→ Exercise instructions
Among the records below, how many lines contain the word "ANSI"? The answer is a single number.

-- Recorded information follows --

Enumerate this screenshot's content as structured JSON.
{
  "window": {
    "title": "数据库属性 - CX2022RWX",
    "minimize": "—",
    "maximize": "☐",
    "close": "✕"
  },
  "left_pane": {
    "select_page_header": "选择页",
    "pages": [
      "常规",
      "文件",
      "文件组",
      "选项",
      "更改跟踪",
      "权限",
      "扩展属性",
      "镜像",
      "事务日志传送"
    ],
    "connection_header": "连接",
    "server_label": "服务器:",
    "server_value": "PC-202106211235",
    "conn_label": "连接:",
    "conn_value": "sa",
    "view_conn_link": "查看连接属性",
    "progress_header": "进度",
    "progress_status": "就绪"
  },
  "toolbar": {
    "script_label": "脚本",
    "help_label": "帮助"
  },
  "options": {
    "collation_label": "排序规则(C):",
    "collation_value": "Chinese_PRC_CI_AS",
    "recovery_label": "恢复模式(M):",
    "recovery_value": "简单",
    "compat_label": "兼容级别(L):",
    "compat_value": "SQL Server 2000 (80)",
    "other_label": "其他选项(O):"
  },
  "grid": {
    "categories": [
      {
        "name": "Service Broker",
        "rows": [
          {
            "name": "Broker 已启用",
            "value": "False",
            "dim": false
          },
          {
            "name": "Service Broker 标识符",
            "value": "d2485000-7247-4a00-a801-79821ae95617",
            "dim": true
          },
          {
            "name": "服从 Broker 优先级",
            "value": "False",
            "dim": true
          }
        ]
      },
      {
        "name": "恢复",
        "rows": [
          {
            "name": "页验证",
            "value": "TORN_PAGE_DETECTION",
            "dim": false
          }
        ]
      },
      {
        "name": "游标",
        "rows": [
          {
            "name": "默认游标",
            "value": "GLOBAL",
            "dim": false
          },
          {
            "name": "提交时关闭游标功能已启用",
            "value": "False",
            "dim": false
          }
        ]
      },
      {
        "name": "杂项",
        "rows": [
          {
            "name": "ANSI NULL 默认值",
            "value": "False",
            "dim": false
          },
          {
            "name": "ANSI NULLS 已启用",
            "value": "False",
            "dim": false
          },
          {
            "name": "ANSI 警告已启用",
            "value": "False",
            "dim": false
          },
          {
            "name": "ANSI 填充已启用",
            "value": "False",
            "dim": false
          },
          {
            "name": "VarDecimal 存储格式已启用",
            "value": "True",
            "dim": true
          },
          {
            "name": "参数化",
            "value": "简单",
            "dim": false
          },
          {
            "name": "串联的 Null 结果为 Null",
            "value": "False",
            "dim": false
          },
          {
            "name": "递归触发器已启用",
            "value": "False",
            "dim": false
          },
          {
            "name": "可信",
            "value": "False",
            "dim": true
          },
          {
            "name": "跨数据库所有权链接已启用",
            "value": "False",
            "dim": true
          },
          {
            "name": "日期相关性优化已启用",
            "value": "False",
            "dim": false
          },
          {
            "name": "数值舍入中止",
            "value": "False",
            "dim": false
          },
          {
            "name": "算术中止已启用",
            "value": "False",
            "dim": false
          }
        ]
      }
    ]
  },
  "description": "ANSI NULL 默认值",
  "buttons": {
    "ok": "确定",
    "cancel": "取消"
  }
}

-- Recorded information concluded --

→ Output of the exercise
5